Melts at 98oC & sets at 42oC
2% agar is employed in solid medium

Bacterial Growth Curve


During typical bacteria growth (growth cycle)
bacteria cell divide by binary fission and
their mass and number increase in an
exponential manners. Bacterial growth in
culture can be separated into at least four
distinct phases.

Bacterial Growth Curve

1. Lag phase
This is period of intense physiologic adjustment
involving the induction of new enzymes and the
synthesis and assembly of ribosome. In lag phase
and during this phase there occur
1. increase in size of cells
2. increase in metabolic rate
3. adaptation to new environment and
necessary enzymes.

Continued.

The length of lag phase depend upon


a. Type of bacteria.
b. Better the medium, shorter the lag phase.
c. The phase of culture from which inoculation in
taken
d. Size or volume of inoculum.
e. Environmental factors like temperature.

2. Logarithmic (Exponential) phase


In logarithmic phase the bacterial cell
start dividing and their number increase by
geometric progression with time.

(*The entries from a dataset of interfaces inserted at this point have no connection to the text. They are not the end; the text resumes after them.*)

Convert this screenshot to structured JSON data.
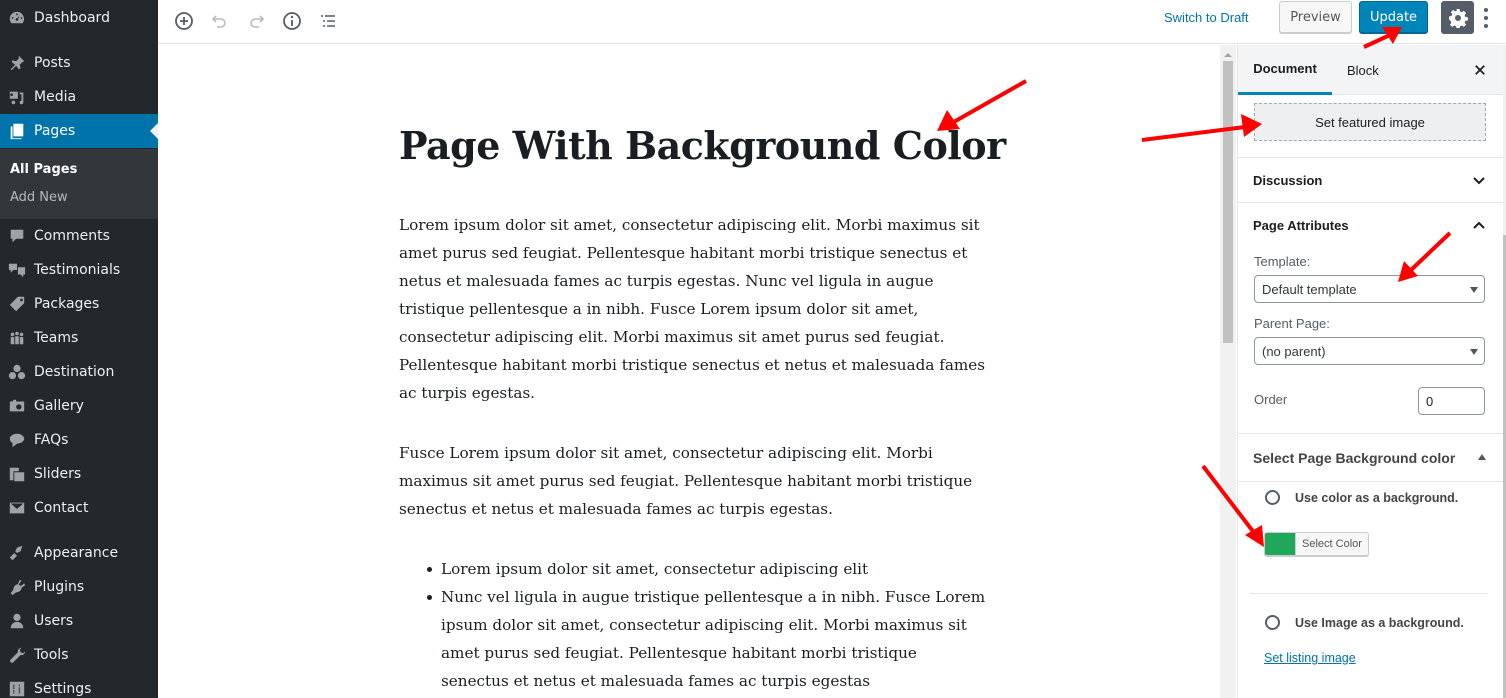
{
  "admin_menu": {
    "items": [
      {
        "label": "Dashboard",
        "icon": "dashboard-icon"
      },
      {
        "label": "Posts",
        "icon": "pin-icon"
      },
      {
        "label": "Media",
        "icon": "media-icon"
      },
      {
        "label": "Pages",
        "icon": "pages-icon",
        "active": true
      },
      {
        "label": "Comments",
        "icon": "comment-icon"
      },
      {
        "label": "Testimonials",
        "icon": "testimonials-icon"
      },
      {
        "label": "Packages",
        "icon": "tag-icon"
      },
      {
        "label": "Teams",
        "icon": "groups-icon"
      },
      {
        "label": "Destination",
        "icon": "location-icon"
      },
      {
        "label": "Gallery",
        "icon": "camera-icon"
      },
      {
        "label": "FAQs",
        "icon": "chat-icon"
      },
      {
        "label": "Sliders",
        "icon": "slides-icon"
      },
      {
        "label": "Contact",
        "icon": "email-icon"
      },
      {
        "label": "Appearance",
        "icon": "brush-icon"
      },
      {
        "label": "Plugins",
        "icon": "plug-icon"
      },
      {
        "label": "Users",
        "icon": "user-icon"
      },
      {
        "label": "Tools",
        "icon": "wrench-icon"
      },
      {
        "label": "Settings",
        "icon": "settings-sliders-icon"
      }
    ],
    "submenu": [
      {
        "label": "All Pages",
        "current": true
      },
      {
        "label": "Add New"
      }
    ]
  },
  "toolbar": {
    "add_block": "add-block-icon",
    "undo": "undo-icon",
    "redo": "redo-icon",
    "info": "info-icon",
    "outline": "outline-icon",
    "switch_to_draft": "Switch to Draft",
    "preview": "Preview",
    "update": "Update"
  },
  "editor": {
    "title": "Page With Background Color",
    "paragraphs": [
      "Lorem ipsum dolor sit amet, consectetur adipiscing elit. Morbi maximus sit amet purus sed feugiat. Pellentesque habitant morbi tristique senectus et netus et malesuada fames ac turpis egestas. Nunc vel ligula in augue tristique pellentesque a in nibh. Fusce Lorem ipsum dolor sit amet, consectetur adipiscing elit. Morbi maximus sit amet purus sed feugiat. Pellentesque habitant morbi tristique senectus et netus et malesuada fames ac turpis egestas.",
      "Fusce Lorem ipsum dolor sit amet, consectetur adipiscing elit. Morbi maximus sit amet purus sed feugiat. Pellentesque habitant morbi tristique senectus et netus et malesuada fames ac turpis egestas."
    ],
    "list": [
      "Lorem ipsum dolor sit amet, consectetur adipiscing elit",
      "Nunc vel ligula in augue tristique pellentesque a in nibh. Fusce Lorem ipsum dolor sit amet, consectetur adipiscing elit. Morbi maximus sit amet purus sed feugiat. Pellentesque habitant morbi tristique senectus et netus et malesuada fames ac turpis egestas"
    ]
  },
  "settings": {
    "tabs": {
      "document": "Document",
      "block": "Block"
    },
    "featured_image_button": "Set featured image",
    "discussion": "Discussion",
    "page_attributes": {
      "heading": "Page Attributes",
      "template_label": "Template:",
      "template_value": "Default template",
      "parent_label": "Parent Page:",
      "parent_value": "(no parent)",
      "order_label": "Order",
      "order_value": "0"
    },
    "background": {
      "heading": "Select Page Background color",
      "use_color_label": "Use color as a background.",
      "select_color_label": "Select Color",
      "selected_color": "#1fa75a",
      "use_image_label": "Use Image as a background.",
      "listing_image_link": "Set listing image"
    }
  },
  "colors": {
    "accent": "#0085ba",
    "admin_bg": "#23282d",
    "annotation": "#ff0000"
  }
}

During this
periods
a. bacteria have high rate of metabolism
b. bacteria are more sensitive to antibiotics
c. rate of penetration of the medium it
depends on the concentration of material in
the media

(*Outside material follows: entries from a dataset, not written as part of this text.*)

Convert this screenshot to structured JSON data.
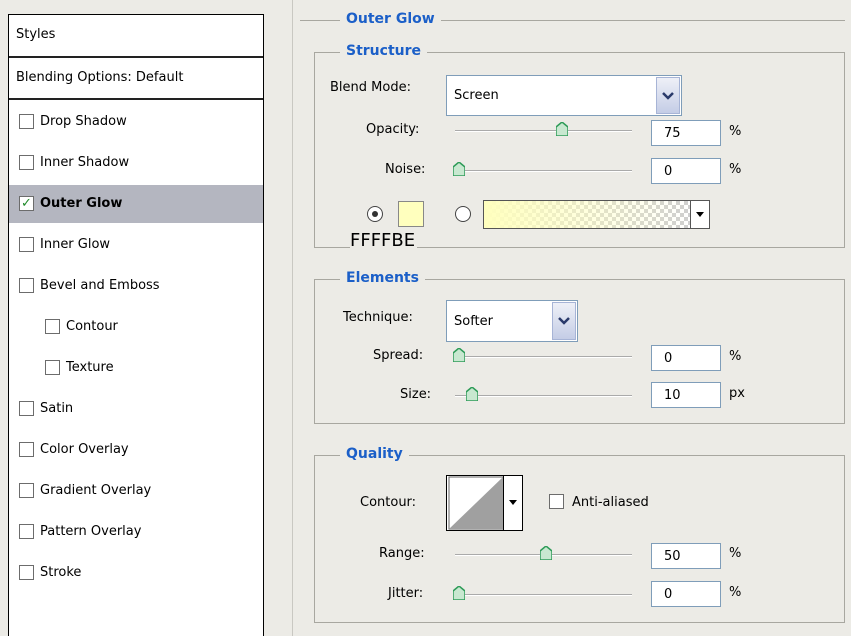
{
  "styles_panel": {
    "header": "Styles",
    "blending_options": "Blending Options: Default",
    "items": [
      {
        "label": "Drop Shadow",
        "checked": false,
        "selected": false,
        "indent": false
      },
      {
        "label": "Inner Shadow",
        "checked": false,
        "selected": false,
        "indent": false
      },
      {
        "label": "Outer Glow",
        "checked": true,
        "selected": true,
        "indent": false
      },
      {
        "label": "Inner Glow",
        "checked": false,
        "selected": false,
        "indent": false
      },
      {
        "label": "Bevel and Emboss",
        "checked": false,
        "selected": false,
        "indent": false
      },
      {
        "label": "Contour",
        "checked": false,
        "selected": false,
        "indent": true
      },
      {
        "label": "Texture",
        "checked": false,
        "selected": false,
        "indent": true
      },
      {
        "label": "Satin",
        "checked": false,
        "selected": false,
        "indent": false
      },
      {
        "label": "Color Overlay",
        "checked": false,
        "selected": false,
        "indent": false
      },
      {
        "label": "Gradient Overlay",
        "checked": false,
        "selected": false,
        "indent": false
      },
      {
        "label": "Pattern Overlay",
        "checked": false,
        "selected": false,
        "indent": false
      },
      {
        "label": "Stroke",
        "checked": false,
        "selected": false,
        "indent": false
      }
    ]
  },
  "outer_glow": {
    "title": "Outer Glow",
    "structure": {
      "title": "Structure",
      "blend_mode_label": "Blend Mode:",
      "blend_mode_value": "Screen",
      "opacity_label": "Opacity:",
      "opacity_value": "75",
      "opacity_unit": "%",
      "opacity_level": 0.75,
      "noise_label": "Noise:",
      "noise_value": "0",
      "noise_unit": "%",
      "noise_level": 0,
      "color_swatch": "#FFFFBE",
      "color_caption": "FFFFBE",
      "color_radio_selected": true
    },
    "elements": {
      "title": "Elements",
      "technique_label": "Technique:",
      "technique_value": "Softer",
      "spread_label": "Spread:",
      "spread_value": "0",
      "spread_unit": "%",
      "spread_level": 0,
      "size_label": "Size:",
      "size_value": "10",
      "size_unit": "px"
    },
    "quality": {
      "title": "Quality",
      "contour_label": "Contour:",
      "anti_aliased_label": "Anti-aliased",
      "anti_aliased_checked": false,
      "range_label": "Range:",
      "range_value": "50",
      "range_unit": "%",
      "range_level": 0.5,
      "jitter_label": "Jitter:",
      "jitter_value": "0",
      "jitter_unit": "%",
      "jitter_level": 0
    }
  },
  "colors": {
    "title_blue": "#1b5fc8",
    "selected_row": "#b4b6c0",
    "check_green": "#1f8a2a",
    "thumb_green": "#2e9b58"
  }
}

3. Stationary phase
In stationary phase after some time a stage
comes when rate of multiplication and death
becomes almost equal it may be due to
a. depletion of nutrient
b. accumulation of toxic products and
sporulation may occur during this stage.

4. Decline or death phase

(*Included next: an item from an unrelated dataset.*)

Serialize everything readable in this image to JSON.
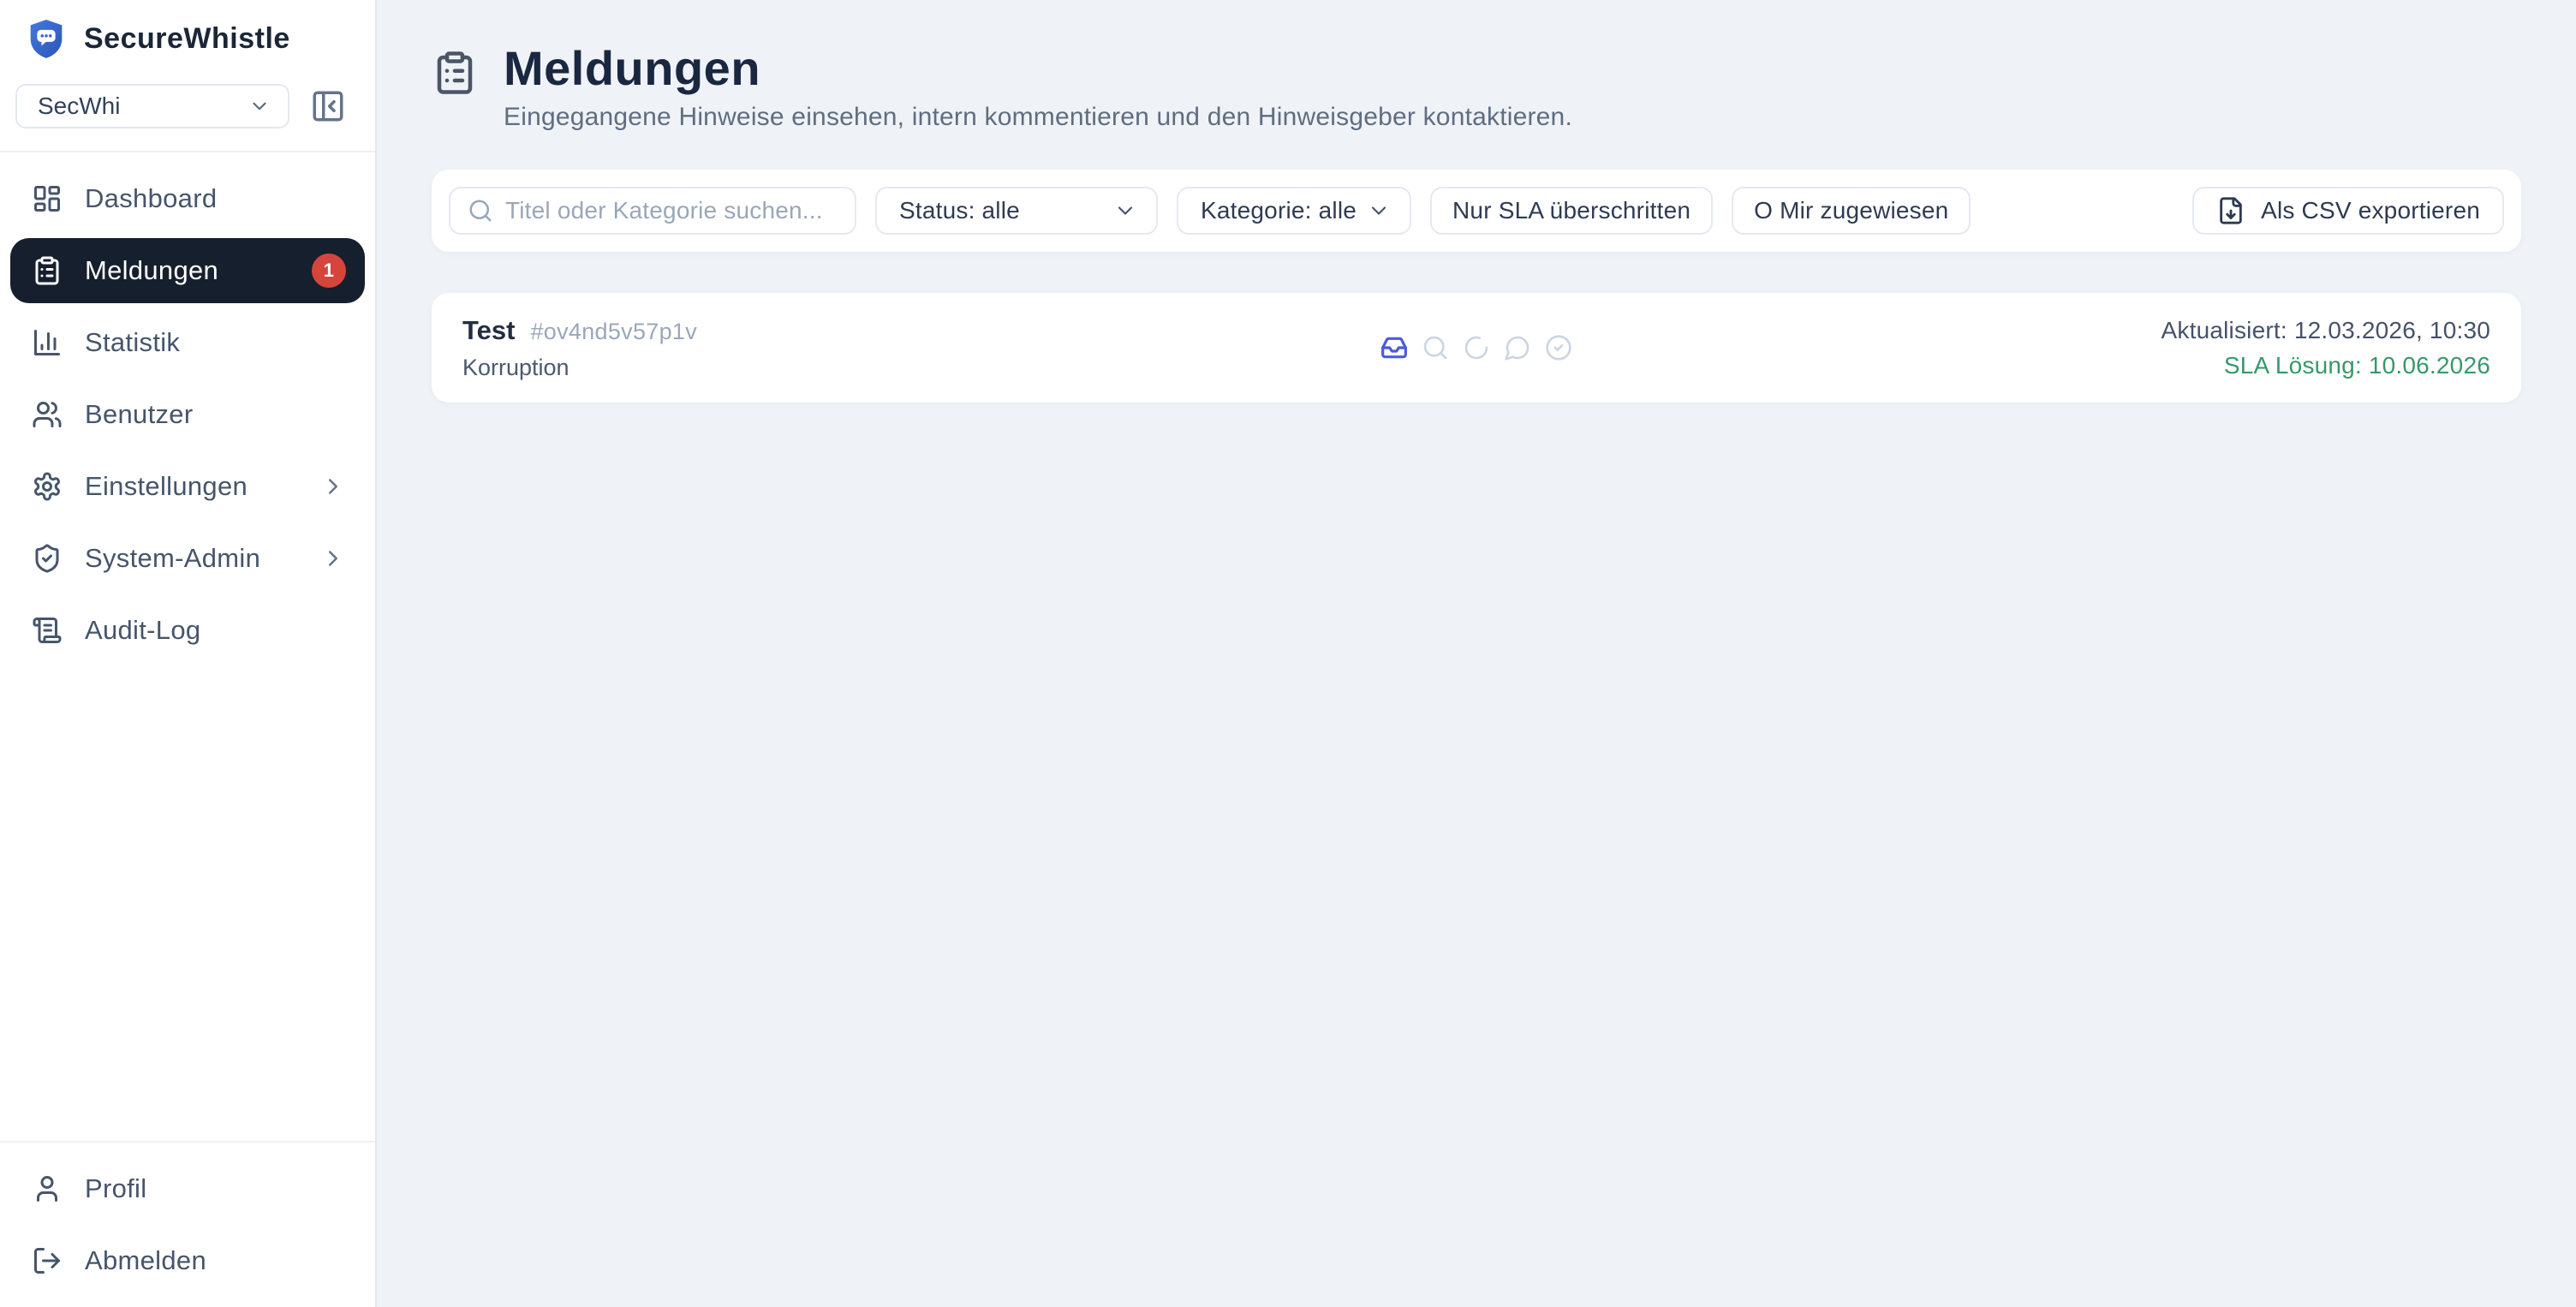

In decline (death) phase, during this phase
population decreases due to death of cells the
factors responsible are
a. nutritional exhaustion
b. toxic accumulation
c. autolysis enzymes

TYPES OF CULTURE MEDIA


I.

II.

Based on their consistency


a) solid medium
b) liquid medium
c) semi solid medium
Based on the constituents/
ingredients
a) simple medium
b) complex medium
c) synthetic or defined medium
d) Special media

Special media

Enriched media
Enrichment media
Selective media
Indicator media
Differential media
Transport media

III. Based

on Oxygen requirement
- Aerobic media
- Anaerobic media

Solid media contains 2% agar


Colony morphology, pigmentation, hemolysis
can be appreciated.
Eg: Nutrient agar, Blood agar
Liquid media no agar.
For inoculum preparation, Blood culture, for
the isolation of pathogens from a mixture.
Eg: Nutrient broth
Semi solid medium 0.5% agar.
Eg: SIM

Simple media / basal media


- Eg: NB, NA
- NB consists of peptone, yeast
extract, NaCl,
- NB + 2% agar = Nutrient agar

Complex media
Media other than basal media.
They have added ingredients.
Provide special nutrients
Synthetic or defined media
Media prepared from pure chemical
substances and its exact composition
is known
Eg: peptone water 1% peptone +
0.5% NaCl in water

Enriched media

Substances like blood, serum, egg


are added to the basal medium.
Used to grow bacteria that are
exacting in their nutritional needs.
Eg: Blood agar, Chocolate agar

Blood agar

Chocolate agar

Enrichment media
Liquid media used to isolate
pathogens from a mixed
culture.
Media is incorporated with
inhibitory substances to
suppress the unwanted
organism.
Eg:

Selenite F Broth for the


isolation of Salmonella, Shigella
Alkaline Peptone Water for
Vibrio cholerae

Selective media
The inhibitory substance is added to a
solid media.
Eg:
Mac Conkeys medium for gram
negative bacteria
TCBS for V.cholerae
LJ medium M.tuberculosis
Wilson and Blair medium S.typhi
Potassium tellurite medium
Diphtheria bacilli

Mac Conkeys medium

TCBS

Potassium Tellurite media

LJ media

Indicator media
These media contain an indicator
which changes its colour when a
bacterium grows in them.
Eg:

Blood agar
Mac Conkeys medium
Christensens urease medium

Urease medium

Differential media
A media which has substances
incorporated in it enabling it to
distinguish between bacteria.
Eg: Mac Conkeys medium
Distinguish between lactose
fermenters & non lactose fermenters.

Lactose fermenters Pink colonies


Non lactose fermenters colourless
colonies

Transport media
Media used for transporting
the samples.
Delicate organisms may not
survive the time taken for
transporting the specimen
without a transport media.
Eg:

Stuarts medium non


nutrient soft agar gel
containing a reducing agent
Buffered glycerol saline
enteric bacilli

Anaerobic media

These media are used to grow anaerobic


organisms.
Eg: Robertsons cooked meat medium,
Thioglycolate medium.